During the darkest days of 2009, Washington Democrats spent our money while puzzling over why small businesses refused to create jobs. The president had offered help. Bills were passed. Lots of money was spent. The SBA got involved. Banks were put on notice. Jobs continued to vanish. In 2010 Barack Obama signed legislation with the words “small business” in the title, but employers were still hesitant to take the bait. More than two years after the Recovery Act was signed no amount of explaining, analyzing, or optimistic number crunching will put happy smiles on the faces of nearly 14 million Americans still looking for work.
The recession handed our president an extraordinary opportunity to test his belief in the viability of a government-directed economy. His experiment failed, and the private sector’s refusal to comply is a huge embarrassment for the Obama administration. Talk of small businesses being the bedrock of our economy has dwindled. Federal job creation efforts continue to be measured with the “created or saved” slogan, confusing taxpayers as to just what they purchased with their stimulus investment.
Unfortunately, the president is no quitter. Mr. Obama has decided where the next wave of jobs will come from. He is no longer looking to the present, perhaps because the present is so disappointing. Washington is focusing on the future.

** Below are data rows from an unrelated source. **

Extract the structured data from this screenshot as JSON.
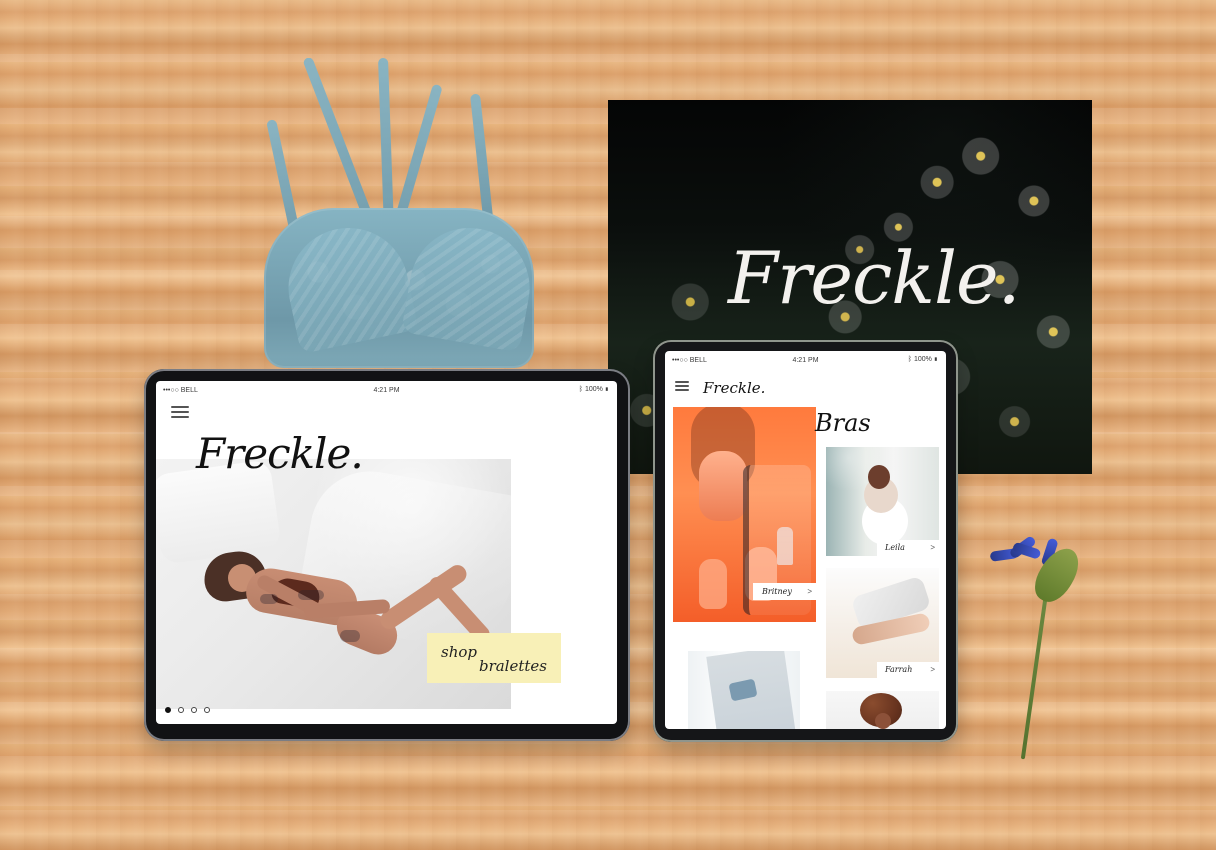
{
  "scene": {
    "poster": {
      "brand": "Freckle."
    }
  },
  "left_tablet": {
    "status": {
      "carrier": "•••○○ BELL",
      "time": "4:21 PM",
      "battery": "100%"
    },
    "brand": "Freckle.",
    "cta": {
      "line1": "shop",
      "line2": "bralettes"
    },
    "pagination": {
      "active_index": 0,
      "count": 4
    }
  },
  "right_tablet": {
    "status": {
      "carrier": "•••○○ BELL",
      "time": "4:21 PM",
      "battery": "100%"
    },
    "brand": "Freckle.",
    "section_title": "Bras",
    "products": [
      {
        "name": "Britney",
        "arrow": ">"
      },
      {
        "name": "Leila",
        "arrow": ">"
      },
      {
        "name": "Farrah",
        "arrow": ">"
      }
    ]
  },
  "icons": {
    "menu": "menu-icon",
    "wifi": "wifi-icon",
    "battery": "battery-icon",
    "bluetooth": "bluetooth-icon",
    "chevron": "chevron-right-icon"
  },
  "colors": {
    "cta_bg": "#f8f0b7",
    "poster_text": "#f3f1ee",
    "dark_device": "#111214",
    "brand_text": "#111111"
  }
}
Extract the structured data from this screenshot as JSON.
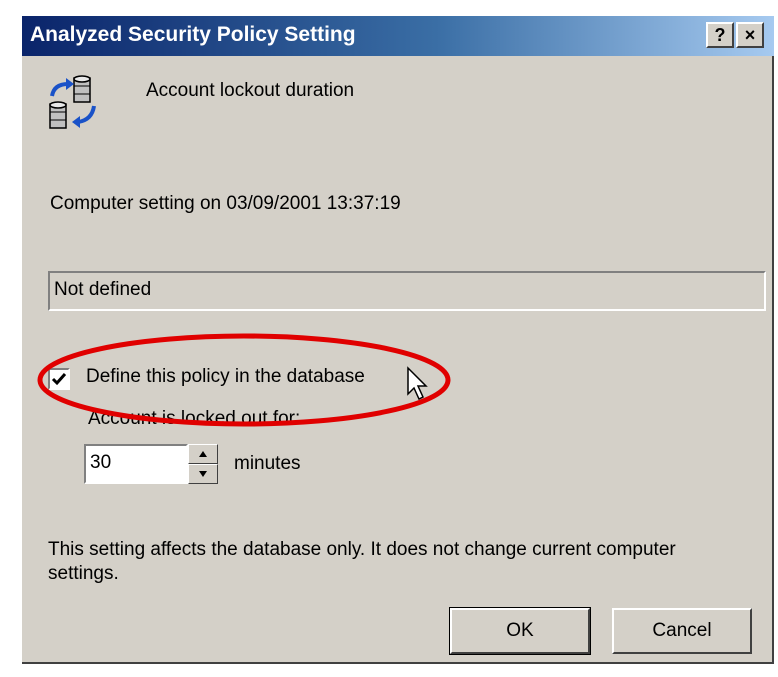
{
  "window": {
    "title": "Analyzed Security Policy Setting",
    "help_label": "?",
    "close_label": "×"
  },
  "policy": {
    "name": "Account lockout duration",
    "icon": "policy-database-icon"
  },
  "computer_setting": {
    "label": "Computer setting on 03/09/2001 13:37:19",
    "value": "Not defined"
  },
  "define_policy": {
    "checked": true,
    "label": "Define this policy in the database"
  },
  "lockout": {
    "label": "Account is locked out for:",
    "value": "30",
    "unit": "minutes"
  },
  "note": "This setting affects the database only. It does not change current computer settings.",
  "buttons": {
    "ok": "OK",
    "cancel": "Cancel"
  },
  "annotation": {
    "highlight_color": "#e00000"
  }
}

The president is investing a lot of effort in his clean energy agenda. The Economy, Energy, and Environment (“E3”) program forces an unlikely alliance between government and manufacturing, confirming our suspicions about Democratic Washington’s inability to comprehend what makes businesses tick, and why the private sector responds so negatively to schemes to control the direction of our free market economy.
E3 stacks the deck in Washington’s favor. Five agencies are involved, including the Departments of Labor, Energy, and Commerce, the EPA, and the Small Business Administration. E3’s purpose, which will send many would-be participant business owners running for the exit, is to “. . . strategically apply Federal expertise, tools, and funding to develop and implement comprehensive sustainable manufacturing practices.”1 The keyword is “federal.”
A big problem with E3 is that it relies on the competency of government. An alphabet soup conglomeration of agencies calls the shots. The Departments of Energy and Commerce conduct on-site assessments of manufacturers, the Department of Labor helps screen and recruit employees, and the SBA connects businesses with lenders.2
The Department of Energy plays a pivotal role, despite difficulties encountered with carrying out its Recovery Act responsibilities. Problems at DOE were detailed in a recent government report:
Measuring the impact of Recovery Act funding has been a challenge for DOE. It has had particular difficulty providing an accurate assessment of the act’s impact on jobs, environmental risk reduction, and the life-cycle costs of its cleanup program. First, it has used different methodologies to assess and report jobs created, which provided very different and potentially misleading pictures.3
E3 calls on the EPA to assess “toxic chemical use reduction,”4 but a 2011 watchdog agency report showed that toxic chemicals are a problem for the EPA:
EPA has yet to develop sufficient chemical assessment information for limiting public exposure to many chemicals that may pose substantial health risks.5
E3 is the most extreme example yet of the Obama administration’s determination to direct U.S. manufacturing in pursuit of partisan goals. Will manufacturers go for a program that so thoroughly meshes their businesses with the federal bureaucracy? E3 pilot projects are being touted, but we are already cynically familiar with anecdotes about federal stimulus achievements. When the private sector is ready to embrace clean energy, it will develop clean energy. The president has yet to learn that when government comes knocking on the door offering help, everyone runs.